**** THE DATA ****
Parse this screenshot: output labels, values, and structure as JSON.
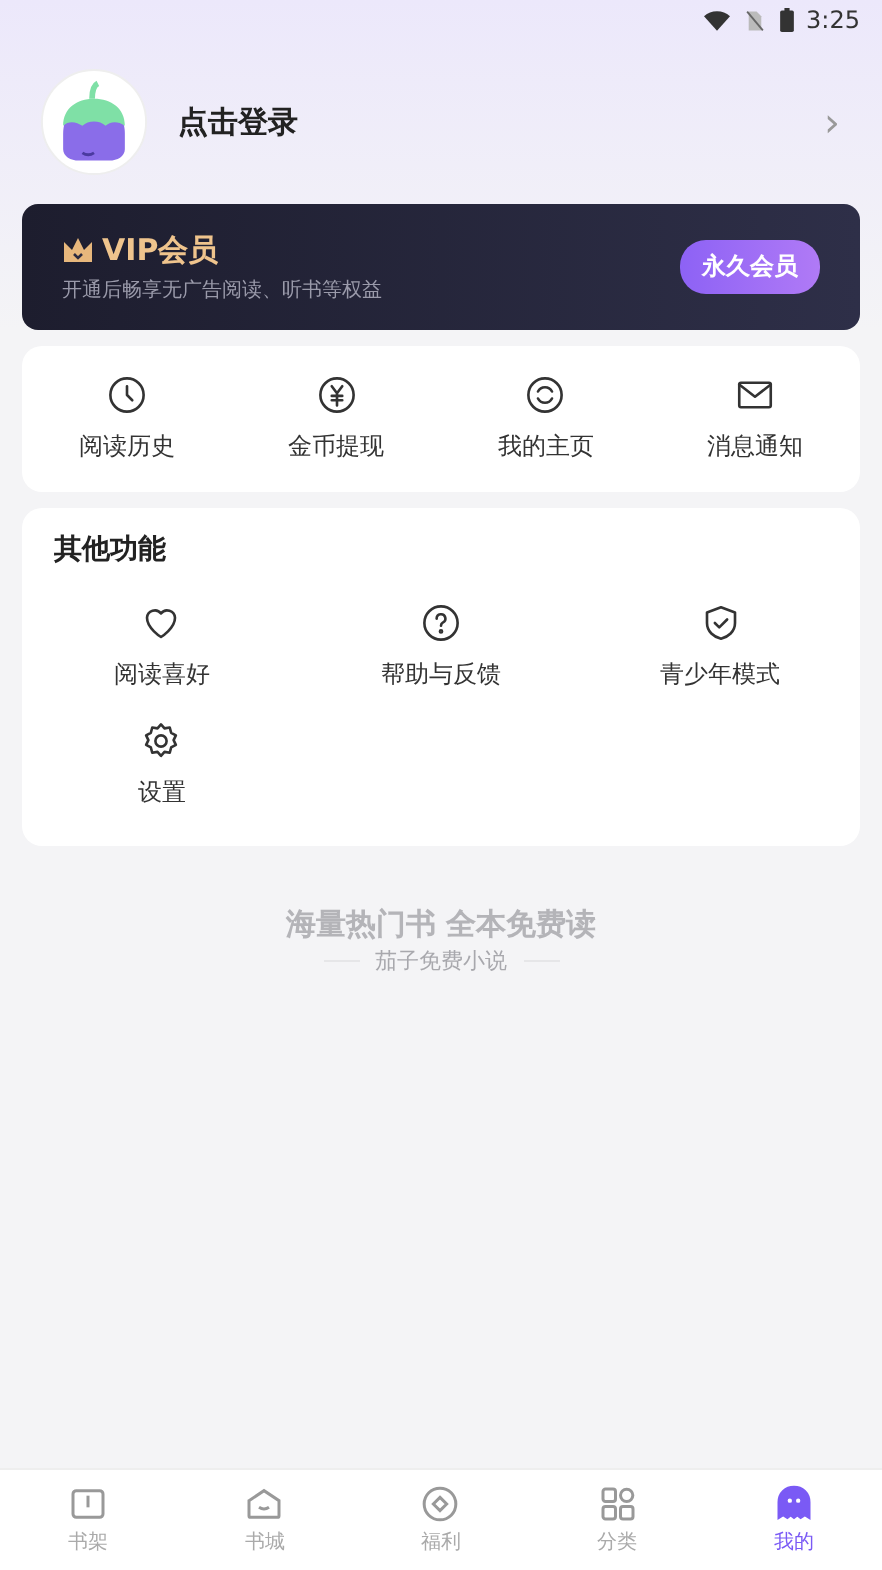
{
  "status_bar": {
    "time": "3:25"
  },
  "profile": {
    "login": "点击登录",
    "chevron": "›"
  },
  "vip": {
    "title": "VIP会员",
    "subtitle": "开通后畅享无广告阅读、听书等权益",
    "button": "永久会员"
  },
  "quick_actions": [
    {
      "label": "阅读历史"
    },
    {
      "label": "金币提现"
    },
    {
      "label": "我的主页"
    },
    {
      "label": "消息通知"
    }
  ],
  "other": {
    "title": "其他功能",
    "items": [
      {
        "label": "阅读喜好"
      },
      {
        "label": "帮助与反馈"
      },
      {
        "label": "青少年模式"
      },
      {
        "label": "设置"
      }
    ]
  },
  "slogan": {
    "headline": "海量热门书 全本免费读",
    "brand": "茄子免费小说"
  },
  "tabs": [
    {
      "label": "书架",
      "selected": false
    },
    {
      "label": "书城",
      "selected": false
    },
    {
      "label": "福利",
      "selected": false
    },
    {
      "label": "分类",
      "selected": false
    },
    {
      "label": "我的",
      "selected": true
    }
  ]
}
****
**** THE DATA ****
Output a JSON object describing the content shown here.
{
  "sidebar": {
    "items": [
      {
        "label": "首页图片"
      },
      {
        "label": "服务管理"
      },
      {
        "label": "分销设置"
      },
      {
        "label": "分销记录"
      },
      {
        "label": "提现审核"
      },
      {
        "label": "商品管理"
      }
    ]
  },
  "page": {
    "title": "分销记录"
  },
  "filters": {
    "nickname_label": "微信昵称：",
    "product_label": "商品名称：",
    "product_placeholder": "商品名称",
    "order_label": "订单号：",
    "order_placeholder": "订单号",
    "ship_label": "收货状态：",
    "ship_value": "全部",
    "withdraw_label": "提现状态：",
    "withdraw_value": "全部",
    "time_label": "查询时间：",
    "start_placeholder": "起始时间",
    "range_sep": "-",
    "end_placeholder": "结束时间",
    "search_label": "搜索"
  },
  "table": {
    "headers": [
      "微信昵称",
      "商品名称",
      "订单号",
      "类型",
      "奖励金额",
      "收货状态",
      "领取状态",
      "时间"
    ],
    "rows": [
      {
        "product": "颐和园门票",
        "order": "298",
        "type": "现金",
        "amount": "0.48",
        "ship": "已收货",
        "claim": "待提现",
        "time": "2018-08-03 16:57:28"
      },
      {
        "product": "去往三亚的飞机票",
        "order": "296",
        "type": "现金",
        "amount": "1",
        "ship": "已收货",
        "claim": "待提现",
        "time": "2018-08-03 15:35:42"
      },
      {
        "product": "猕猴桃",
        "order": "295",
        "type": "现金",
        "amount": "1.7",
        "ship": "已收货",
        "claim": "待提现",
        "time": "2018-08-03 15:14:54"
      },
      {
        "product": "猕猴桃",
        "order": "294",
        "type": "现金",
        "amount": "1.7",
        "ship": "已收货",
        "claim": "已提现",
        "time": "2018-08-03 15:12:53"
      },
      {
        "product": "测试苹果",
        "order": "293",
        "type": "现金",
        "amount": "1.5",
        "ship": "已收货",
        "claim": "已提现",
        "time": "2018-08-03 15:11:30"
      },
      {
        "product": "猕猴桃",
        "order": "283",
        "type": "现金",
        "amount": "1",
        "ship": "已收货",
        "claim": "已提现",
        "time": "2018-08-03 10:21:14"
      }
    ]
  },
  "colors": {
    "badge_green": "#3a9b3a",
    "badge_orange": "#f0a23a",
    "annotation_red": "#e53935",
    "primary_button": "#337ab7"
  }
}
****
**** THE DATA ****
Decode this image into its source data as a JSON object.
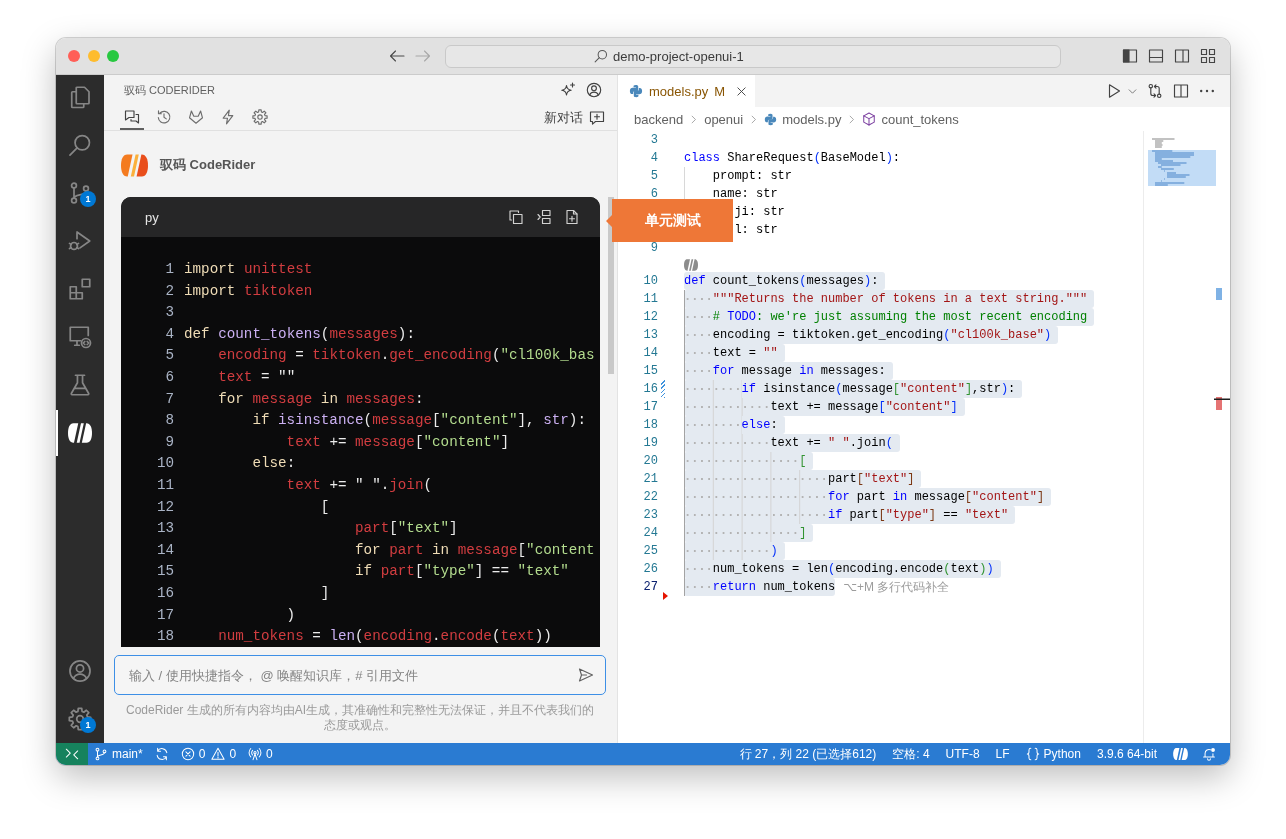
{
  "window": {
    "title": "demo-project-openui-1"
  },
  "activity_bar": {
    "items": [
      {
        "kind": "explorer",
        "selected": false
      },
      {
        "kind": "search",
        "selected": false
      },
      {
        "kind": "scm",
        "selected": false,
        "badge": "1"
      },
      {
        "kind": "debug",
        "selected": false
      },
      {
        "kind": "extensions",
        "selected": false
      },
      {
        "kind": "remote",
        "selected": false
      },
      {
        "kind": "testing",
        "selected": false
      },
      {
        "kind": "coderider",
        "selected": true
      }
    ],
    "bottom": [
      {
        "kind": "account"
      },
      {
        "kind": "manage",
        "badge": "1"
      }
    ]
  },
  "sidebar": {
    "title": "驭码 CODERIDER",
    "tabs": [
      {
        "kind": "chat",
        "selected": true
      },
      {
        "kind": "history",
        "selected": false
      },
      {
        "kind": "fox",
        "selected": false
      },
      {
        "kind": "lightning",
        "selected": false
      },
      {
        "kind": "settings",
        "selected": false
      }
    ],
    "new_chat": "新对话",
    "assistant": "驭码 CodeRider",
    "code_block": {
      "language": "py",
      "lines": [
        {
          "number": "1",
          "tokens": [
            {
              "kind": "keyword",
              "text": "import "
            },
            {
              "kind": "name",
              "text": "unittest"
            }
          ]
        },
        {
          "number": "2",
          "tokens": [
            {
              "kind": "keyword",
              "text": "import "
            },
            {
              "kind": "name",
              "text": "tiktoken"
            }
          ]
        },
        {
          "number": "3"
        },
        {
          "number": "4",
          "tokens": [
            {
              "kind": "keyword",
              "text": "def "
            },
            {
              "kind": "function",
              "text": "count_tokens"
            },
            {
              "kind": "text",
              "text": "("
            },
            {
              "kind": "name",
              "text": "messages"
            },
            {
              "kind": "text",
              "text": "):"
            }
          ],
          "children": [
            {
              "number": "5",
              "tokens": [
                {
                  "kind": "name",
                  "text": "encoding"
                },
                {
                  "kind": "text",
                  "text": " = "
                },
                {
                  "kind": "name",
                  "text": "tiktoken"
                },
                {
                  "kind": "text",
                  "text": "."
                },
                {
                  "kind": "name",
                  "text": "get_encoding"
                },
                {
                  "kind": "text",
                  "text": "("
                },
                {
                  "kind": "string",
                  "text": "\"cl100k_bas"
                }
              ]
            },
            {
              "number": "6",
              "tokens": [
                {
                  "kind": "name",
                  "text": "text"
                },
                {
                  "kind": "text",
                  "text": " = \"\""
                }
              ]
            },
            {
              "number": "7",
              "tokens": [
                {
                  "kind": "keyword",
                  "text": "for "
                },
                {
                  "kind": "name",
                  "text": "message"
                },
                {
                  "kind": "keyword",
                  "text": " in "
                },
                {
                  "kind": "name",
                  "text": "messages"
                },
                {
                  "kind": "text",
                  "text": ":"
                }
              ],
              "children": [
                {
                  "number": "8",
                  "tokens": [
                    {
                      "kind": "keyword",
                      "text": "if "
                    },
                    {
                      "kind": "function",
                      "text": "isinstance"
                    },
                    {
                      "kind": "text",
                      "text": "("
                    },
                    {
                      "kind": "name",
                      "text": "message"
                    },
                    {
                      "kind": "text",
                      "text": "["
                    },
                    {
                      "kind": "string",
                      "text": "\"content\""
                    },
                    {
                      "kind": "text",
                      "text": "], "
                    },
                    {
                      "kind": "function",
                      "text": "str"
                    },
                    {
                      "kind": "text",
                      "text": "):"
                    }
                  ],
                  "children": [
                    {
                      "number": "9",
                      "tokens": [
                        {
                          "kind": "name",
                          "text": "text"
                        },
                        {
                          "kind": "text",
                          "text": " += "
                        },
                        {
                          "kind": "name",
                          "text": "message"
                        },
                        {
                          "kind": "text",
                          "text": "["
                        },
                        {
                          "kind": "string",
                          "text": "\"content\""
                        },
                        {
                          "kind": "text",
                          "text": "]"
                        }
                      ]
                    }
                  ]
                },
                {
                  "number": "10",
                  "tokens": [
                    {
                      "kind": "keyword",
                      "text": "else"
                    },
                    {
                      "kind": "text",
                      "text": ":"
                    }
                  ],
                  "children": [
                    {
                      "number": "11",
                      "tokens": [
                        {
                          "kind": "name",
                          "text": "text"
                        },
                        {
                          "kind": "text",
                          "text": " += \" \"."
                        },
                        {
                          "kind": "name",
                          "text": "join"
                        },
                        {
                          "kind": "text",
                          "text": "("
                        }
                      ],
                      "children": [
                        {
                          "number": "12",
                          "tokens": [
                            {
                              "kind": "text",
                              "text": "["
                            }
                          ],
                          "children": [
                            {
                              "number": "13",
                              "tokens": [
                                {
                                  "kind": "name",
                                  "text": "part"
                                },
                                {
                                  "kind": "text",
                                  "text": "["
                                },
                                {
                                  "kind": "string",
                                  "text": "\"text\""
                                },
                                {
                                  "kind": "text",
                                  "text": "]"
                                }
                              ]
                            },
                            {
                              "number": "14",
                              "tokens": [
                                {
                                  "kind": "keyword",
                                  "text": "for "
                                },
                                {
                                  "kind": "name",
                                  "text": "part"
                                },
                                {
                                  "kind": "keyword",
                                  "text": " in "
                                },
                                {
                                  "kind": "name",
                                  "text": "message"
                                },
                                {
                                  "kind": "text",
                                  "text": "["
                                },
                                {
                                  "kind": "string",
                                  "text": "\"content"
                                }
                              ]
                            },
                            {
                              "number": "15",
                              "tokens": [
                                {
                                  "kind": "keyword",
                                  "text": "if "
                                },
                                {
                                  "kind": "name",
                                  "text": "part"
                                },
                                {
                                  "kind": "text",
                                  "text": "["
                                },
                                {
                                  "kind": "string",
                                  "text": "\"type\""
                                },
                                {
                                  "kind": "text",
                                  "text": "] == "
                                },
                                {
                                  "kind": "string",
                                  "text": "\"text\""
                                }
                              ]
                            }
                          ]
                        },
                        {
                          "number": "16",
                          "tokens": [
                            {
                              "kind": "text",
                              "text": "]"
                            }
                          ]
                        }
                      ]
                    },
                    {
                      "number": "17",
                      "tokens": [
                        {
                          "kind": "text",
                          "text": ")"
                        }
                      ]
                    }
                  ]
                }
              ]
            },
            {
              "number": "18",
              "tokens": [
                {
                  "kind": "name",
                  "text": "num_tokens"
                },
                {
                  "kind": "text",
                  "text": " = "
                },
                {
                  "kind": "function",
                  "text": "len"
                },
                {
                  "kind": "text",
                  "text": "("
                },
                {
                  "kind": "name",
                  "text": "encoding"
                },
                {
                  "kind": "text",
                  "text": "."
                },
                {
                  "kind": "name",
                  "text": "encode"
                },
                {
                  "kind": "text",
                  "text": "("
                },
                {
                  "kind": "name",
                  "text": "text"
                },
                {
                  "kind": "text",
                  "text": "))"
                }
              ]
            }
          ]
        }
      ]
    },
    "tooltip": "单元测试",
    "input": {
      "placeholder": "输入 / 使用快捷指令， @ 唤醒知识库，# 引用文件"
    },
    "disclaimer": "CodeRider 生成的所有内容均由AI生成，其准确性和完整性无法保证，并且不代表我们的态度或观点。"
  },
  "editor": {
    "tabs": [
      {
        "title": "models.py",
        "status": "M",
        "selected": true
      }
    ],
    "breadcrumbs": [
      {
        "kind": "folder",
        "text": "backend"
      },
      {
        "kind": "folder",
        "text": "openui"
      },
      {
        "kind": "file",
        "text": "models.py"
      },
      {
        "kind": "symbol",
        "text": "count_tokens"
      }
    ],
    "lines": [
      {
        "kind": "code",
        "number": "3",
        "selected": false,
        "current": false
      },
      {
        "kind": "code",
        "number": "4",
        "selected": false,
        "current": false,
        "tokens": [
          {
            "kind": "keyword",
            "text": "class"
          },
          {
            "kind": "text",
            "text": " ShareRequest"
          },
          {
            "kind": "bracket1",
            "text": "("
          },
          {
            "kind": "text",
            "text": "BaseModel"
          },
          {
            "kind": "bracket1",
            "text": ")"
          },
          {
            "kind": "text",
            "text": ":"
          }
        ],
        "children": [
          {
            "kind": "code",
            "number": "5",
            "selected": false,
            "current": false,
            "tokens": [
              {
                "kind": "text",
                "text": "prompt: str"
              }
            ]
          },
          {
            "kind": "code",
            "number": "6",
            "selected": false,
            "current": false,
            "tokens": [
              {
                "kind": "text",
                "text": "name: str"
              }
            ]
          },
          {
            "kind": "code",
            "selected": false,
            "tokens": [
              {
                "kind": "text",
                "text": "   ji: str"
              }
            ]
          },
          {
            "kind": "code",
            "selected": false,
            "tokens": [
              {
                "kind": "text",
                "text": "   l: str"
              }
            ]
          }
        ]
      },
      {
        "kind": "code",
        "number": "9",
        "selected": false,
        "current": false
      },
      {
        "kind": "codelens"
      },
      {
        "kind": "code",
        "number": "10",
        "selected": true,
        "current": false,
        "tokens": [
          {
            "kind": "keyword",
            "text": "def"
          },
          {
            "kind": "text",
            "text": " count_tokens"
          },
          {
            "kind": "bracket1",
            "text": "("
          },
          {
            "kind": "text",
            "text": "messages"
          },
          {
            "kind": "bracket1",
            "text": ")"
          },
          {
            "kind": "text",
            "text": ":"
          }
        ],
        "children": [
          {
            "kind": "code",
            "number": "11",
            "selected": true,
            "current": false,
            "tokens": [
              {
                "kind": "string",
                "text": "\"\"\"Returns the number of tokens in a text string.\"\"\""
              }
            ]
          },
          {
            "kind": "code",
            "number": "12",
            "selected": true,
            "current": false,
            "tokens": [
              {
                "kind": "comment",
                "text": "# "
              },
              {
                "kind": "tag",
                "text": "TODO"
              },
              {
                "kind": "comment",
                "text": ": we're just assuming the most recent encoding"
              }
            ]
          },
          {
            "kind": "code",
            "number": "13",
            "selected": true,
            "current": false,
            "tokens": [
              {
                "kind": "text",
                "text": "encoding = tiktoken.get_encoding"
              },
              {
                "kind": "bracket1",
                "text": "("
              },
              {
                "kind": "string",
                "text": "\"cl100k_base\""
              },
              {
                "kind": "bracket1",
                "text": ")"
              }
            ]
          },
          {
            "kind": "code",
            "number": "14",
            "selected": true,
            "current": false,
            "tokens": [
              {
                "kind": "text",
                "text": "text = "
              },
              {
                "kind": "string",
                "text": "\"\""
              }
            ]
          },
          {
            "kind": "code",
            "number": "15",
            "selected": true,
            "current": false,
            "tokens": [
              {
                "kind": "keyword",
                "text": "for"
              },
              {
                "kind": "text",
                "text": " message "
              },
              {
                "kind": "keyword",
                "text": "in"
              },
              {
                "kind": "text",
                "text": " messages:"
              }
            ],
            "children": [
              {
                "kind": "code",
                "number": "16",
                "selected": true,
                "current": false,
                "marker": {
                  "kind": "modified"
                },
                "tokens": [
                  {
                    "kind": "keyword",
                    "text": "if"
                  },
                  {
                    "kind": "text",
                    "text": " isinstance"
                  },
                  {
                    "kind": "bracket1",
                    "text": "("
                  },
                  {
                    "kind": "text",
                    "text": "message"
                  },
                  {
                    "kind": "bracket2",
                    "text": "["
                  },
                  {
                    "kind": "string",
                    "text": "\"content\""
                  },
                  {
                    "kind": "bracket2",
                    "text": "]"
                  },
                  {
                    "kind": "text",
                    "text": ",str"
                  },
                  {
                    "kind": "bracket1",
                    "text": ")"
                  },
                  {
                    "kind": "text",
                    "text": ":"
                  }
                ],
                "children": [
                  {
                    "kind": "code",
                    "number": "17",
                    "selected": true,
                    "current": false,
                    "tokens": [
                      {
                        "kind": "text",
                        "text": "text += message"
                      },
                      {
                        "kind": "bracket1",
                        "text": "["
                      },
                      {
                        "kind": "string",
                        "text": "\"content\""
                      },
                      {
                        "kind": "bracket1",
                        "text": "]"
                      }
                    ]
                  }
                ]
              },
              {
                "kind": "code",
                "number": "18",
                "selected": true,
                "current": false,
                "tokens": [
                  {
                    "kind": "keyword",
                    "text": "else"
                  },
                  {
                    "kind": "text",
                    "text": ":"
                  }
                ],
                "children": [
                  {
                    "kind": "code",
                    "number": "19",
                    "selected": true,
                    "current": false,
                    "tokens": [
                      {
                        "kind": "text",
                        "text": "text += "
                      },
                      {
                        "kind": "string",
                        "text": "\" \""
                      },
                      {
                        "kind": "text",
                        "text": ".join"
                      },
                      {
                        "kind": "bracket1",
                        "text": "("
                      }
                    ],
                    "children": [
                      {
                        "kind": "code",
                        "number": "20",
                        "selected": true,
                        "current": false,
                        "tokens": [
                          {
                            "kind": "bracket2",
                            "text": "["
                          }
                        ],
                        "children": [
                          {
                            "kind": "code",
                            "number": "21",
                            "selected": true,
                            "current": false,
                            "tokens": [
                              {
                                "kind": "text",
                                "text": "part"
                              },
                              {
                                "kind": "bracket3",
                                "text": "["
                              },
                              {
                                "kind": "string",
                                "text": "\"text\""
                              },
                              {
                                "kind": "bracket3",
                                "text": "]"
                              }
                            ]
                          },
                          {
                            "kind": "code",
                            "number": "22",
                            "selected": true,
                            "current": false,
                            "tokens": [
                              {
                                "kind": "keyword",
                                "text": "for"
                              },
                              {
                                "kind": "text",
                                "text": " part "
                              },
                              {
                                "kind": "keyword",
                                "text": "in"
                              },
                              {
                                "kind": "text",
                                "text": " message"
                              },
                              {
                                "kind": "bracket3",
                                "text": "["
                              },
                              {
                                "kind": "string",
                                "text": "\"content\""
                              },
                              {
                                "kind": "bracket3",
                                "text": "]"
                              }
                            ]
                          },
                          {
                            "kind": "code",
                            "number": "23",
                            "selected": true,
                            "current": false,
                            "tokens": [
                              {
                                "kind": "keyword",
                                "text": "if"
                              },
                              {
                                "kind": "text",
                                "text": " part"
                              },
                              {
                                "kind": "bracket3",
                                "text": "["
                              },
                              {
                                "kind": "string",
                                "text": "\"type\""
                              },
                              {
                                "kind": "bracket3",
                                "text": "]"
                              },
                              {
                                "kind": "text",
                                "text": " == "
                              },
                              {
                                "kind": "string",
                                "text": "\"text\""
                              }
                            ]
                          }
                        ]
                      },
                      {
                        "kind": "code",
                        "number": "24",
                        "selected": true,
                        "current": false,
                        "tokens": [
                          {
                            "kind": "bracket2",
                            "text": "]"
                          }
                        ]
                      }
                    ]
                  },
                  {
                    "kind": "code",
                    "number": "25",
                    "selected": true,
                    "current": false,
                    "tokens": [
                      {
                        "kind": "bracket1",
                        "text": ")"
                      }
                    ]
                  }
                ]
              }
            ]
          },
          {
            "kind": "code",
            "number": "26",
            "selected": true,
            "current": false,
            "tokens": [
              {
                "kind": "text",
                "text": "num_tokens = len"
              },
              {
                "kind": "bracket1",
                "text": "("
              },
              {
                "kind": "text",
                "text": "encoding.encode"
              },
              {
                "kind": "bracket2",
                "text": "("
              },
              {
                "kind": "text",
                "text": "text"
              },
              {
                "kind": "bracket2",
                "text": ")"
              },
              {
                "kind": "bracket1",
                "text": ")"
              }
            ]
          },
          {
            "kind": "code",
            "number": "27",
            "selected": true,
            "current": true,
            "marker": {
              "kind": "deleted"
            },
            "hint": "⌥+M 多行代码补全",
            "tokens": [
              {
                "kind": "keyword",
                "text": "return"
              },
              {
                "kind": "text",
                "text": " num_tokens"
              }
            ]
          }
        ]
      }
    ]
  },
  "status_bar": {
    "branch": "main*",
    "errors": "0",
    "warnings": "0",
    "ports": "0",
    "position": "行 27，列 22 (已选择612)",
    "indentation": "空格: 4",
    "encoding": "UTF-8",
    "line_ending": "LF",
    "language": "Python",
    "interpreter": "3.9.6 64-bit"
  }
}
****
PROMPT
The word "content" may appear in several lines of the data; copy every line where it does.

EXERCISE RESULT
Output a JSON object describing the content shown here.
                      "text": "\"content\""
                          "text": "\"content\""
                                  "text": "\"content"
                    "text": "\"content\""
                        "text": "\"content\""
                                "text": "\"content\""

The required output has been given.